Criminal trespass involves entering another party’s property or a restricted area without permission. It is a serious criminal offense that could result in significant jail or prison time. Understanding California’s criminal trespass laws can help you avoid making a costly mistake.
What Is Considered Criminal Trespass in California?
The California Penal Code defines criminal trespassing as entering and/or remaining on someone’s property without a legal right or permission. Criminal trespass can be charged as a non-criminal infraction, misdemeanor, or felony offense, depending on the circumstances and facts surrounding the conduct.
Trespass as a Non-Criminal Infraction
You can be guilty of trespass as a non-criminal infraction if you willfully entered someone’s land without permission and there were no trespassing signs posted or the land was enclosed by a fence. The fine for trespass as an infraction is usually $75 for the first offense and $250 for the second offense on the same property.
You can be charged with criminal trespass as an infraction, even if you did not know you were trespassing or you did not intend to trespass. The state does not need to prove intent for you to be guilty of the infraction.

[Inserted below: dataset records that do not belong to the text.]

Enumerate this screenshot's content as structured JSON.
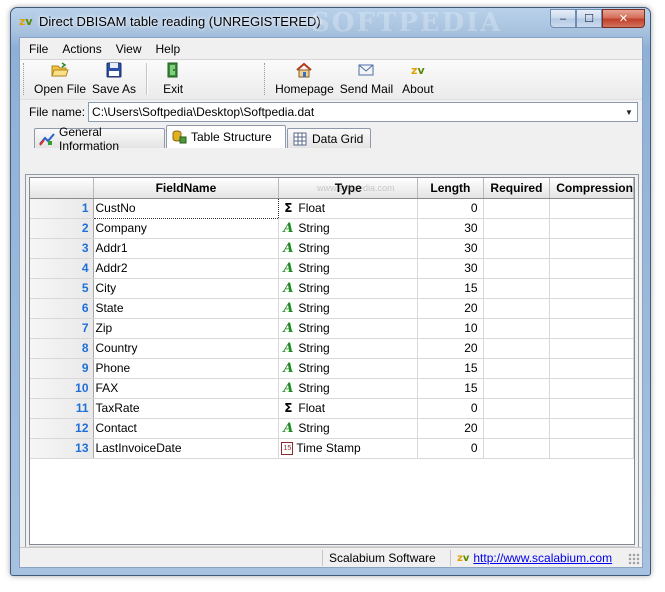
{
  "window": {
    "title": "Direct DBISAM table reading (UNREGISTERED)",
    "watermark": "SOFTPEDIA",
    "controls": {
      "minimize": "‒",
      "maximize": "☐",
      "close": "✕"
    }
  },
  "menu": {
    "items": [
      "File",
      "Actions",
      "View",
      "Help"
    ]
  },
  "toolbar": {
    "buttons": [
      {
        "label": "Open File",
        "icon": "open-folder-icon"
      },
      {
        "label": "Save As",
        "icon": "floppy-disk-icon"
      },
      {
        "label": "Exit",
        "icon": "exit-door-icon"
      },
      {
        "label": "Homepage",
        "icon": "home-icon"
      },
      {
        "label": "Send Mail",
        "icon": "envelope-icon"
      },
      {
        "label": "About",
        "icon": "about-logo-icon"
      }
    ]
  },
  "filebar": {
    "label": "File name:",
    "value": "C:\\Users\\Softpedia\\Desktop\\Softpedia.dat"
  },
  "tabs": [
    {
      "label": "General Information",
      "icon": "info-chart-icon",
      "active": false
    },
    {
      "label": "Table Structure",
      "icon": "table-structure-icon",
      "active": true
    },
    {
      "label": "Data Grid",
      "icon": "data-grid-icon",
      "active": false
    }
  ],
  "grid": {
    "columns": [
      "FieldName",
      "Type",
      "Length",
      "Required",
      "Compression"
    ],
    "rows": [
      {
        "n": "1",
        "name": "CustNo",
        "type": "Float",
        "length": "0"
      },
      {
        "n": "2",
        "name": "Company",
        "type": "String",
        "length": "30"
      },
      {
        "n": "3",
        "name": "Addr1",
        "type": "String",
        "length": "30"
      },
      {
        "n": "4",
        "name": "Addr2",
        "type": "String",
        "length": "30"
      },
      {
        "n": "5",
        "name": "City",
        "type": "String",
        "length": "15"
      },
      {
        "n": "6",
        "name": "State",
        "type": "String",
        "length": "20"
      },
      {
        "n": "7",
        "name": "Zip",
        "type": "String",
        "length": "10"
      },
      {
        "n": "8",
        "name": "Country",
        "type": "String",
        "length": "20"
      },
      {
        "n": "9",
        "name": "Phone",
        "type": "String",
        "length": "15"
      },
      {
        "n": "10",
        "name": "FAX",
        "type": "String",
        "length": "15"
      },
      {
        "n": "11",
        "name": "TaxRate",
        "type": "Float",
        "length": "0"
      },
      {
        "n": "12",
        "name": "Contact",
        "type": "String",
        "length": "20"
      },
      {
        "n": "13",
        "name": "LastInvoiceDate",
        "type": "Time Stamp",
        "length": "0"
      }
    ],
    "type_icons": {
      "Float": "Σ",
      "String": "A",
      "Time Stamp": "15"
    }
  },
  "statusbar": {
    "company": "Scalabium Software",
    "url": "http://www.scalabium.com"
  }
}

Misdemeanor Criminal Trespass
Many of the trespass charges in San Diego are misdemeanor charges. Penal Code 602 PC lists numerous activities that could result in criminal trespass charges.
Examples of misdemeanor trespass listed in the code include, but are not limited to:

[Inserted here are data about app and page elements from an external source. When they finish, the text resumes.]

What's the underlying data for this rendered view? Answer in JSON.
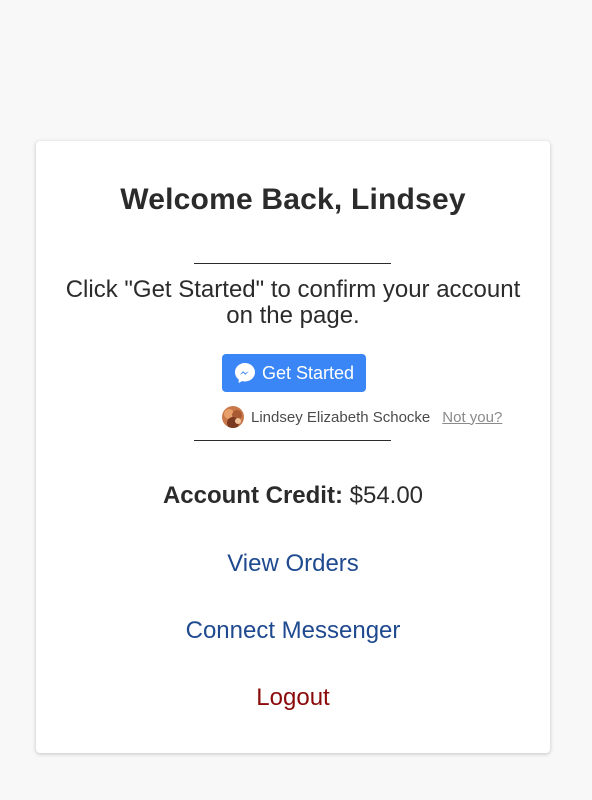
{
  "card": {
    "title": "Welcome Back, Lindsey",
    "instructions": "Click \"Get Started\" to confirm your account on the page.",
    "get_started_label": "Get Started",
    "user_name": "Lindsey Elizabeth Schocke",
    "not_you_label": "Not you?",
    "credit_label": "Account Credit:",
    "credit_value": "$54.00",
    "view_orders_label": "View Orders",
    "connect_messenger_label": "Connect Messenger",
    "logout_label": "Logout"
  },
  "icons": {
    "button_icon": "messenger-icon",
    "avatar": "user-avatar"
  },
  "colors": {
    "button_bg": "#3b86f7",
    "link": "#1f4a8f",
    "logout": "#8b0a0a",
    "text": "#2b2b2b"
  }
}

- Entering someone’s property without permission
- Driving on property not open to the general public
- Cutting down or destroying timber or wood on someone’s land
- Refusing to leave property belonging to someone else after being told to leave

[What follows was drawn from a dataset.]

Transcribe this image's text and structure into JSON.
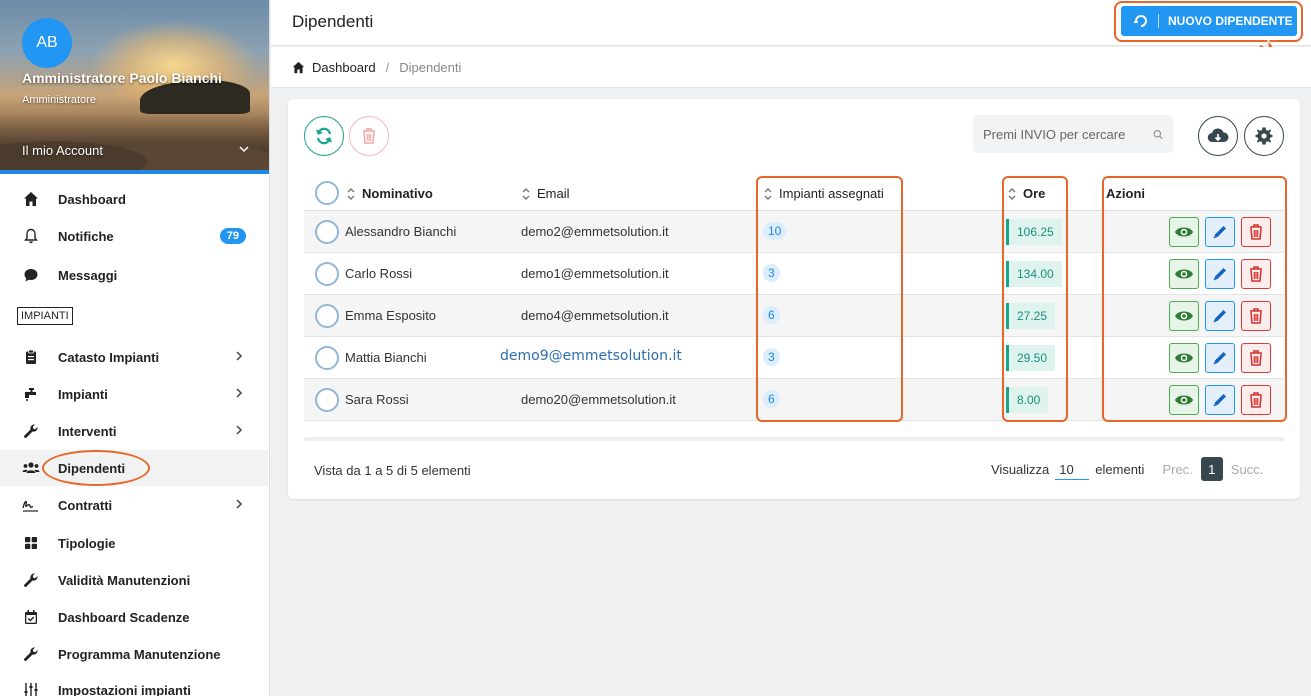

- Knowingly skiing on a trail that is closed to the public
- Tearing down enclosures or fences
You can be guilty of misdemeanor trespass if you willfully enter another party’s property without the legal right or permission to do so. A misdemeanor trespass charge is punished by up to six months in county jail and/or a maximum fine of $1,000.
Felony Criminal Trespass
Felony trespass is also known as aggravated trespass.
You can be charged with felony trespass if you:
- Made a credible threat to cause serious injury or harm to someone with the intent to cause them to fear for their safety; and,
- Enter the person’s property or workplace within 30 days of making the threat.
The penalty for misdemeanor trespass is up to one year in county jail and a maximum fine of $2,000. The penalty increases for felony trespass to up to three years in state prison and a maximum fine of up to $10,000.
Defending Yourself Against Charges of Criminal Trespass in San Diego, CA
Contact a San Diego trespassing attorney if you are charged with criminal trespassing. They’ll explain the criminal charges and your options for a defense. Then, they will investigate the circumstances surrounding the charges to develop a defense strategy.
Depending on the facts of the case and the charges against you, there could be one or more defenses to criminal trespass charges. Some of the defenses that could be applicable in your criminal case include:
Lack of Signs and/or Fencing
You might not know that you were entering another party’s property if there were no signs warning people to stay out. Likewise, a lack of fences, gates, and other barriers to indicate you are entering someone else’s property could be a defense. Your attorney might argue that without these elements, there is no willful intent to trespass.
You Did Not Willfully Enter the Property
Most charges for criminal trespass require the defendant to willfully enter the property. Therefore, if you were coerced to enter the area or were lost, you did not intend to enter the property without permission.
You Had a Legal Right or Permission to Be on the Property
In some situations, you might argue that you had the right to be on the property. For example, a tenant has the right to enter the property that they lease. Likewise, property owners have the right to enter land when they are on the title to the property.
Likewise, if a property owner gives you permission to be on the property, you could argue you were not trespassing. Also, if you are lawfully authorized to be on the property, you can argue you were not trespassing. For example, a government employee sent to inspect property should not be guilty of criminal trespass if they are acting within the scope of their employment.
Schedule a Free Consultation With a San Diego Criminal Defense Attorney If You’ve Been Charged With Criminal Trespass
Criminal trespass charges should be taken very seriously. You could face significant penalties for a guilty verdict. Contact a San Diego criminal attorney at (619) 357-4977 for a free case review to discuss the charges against you.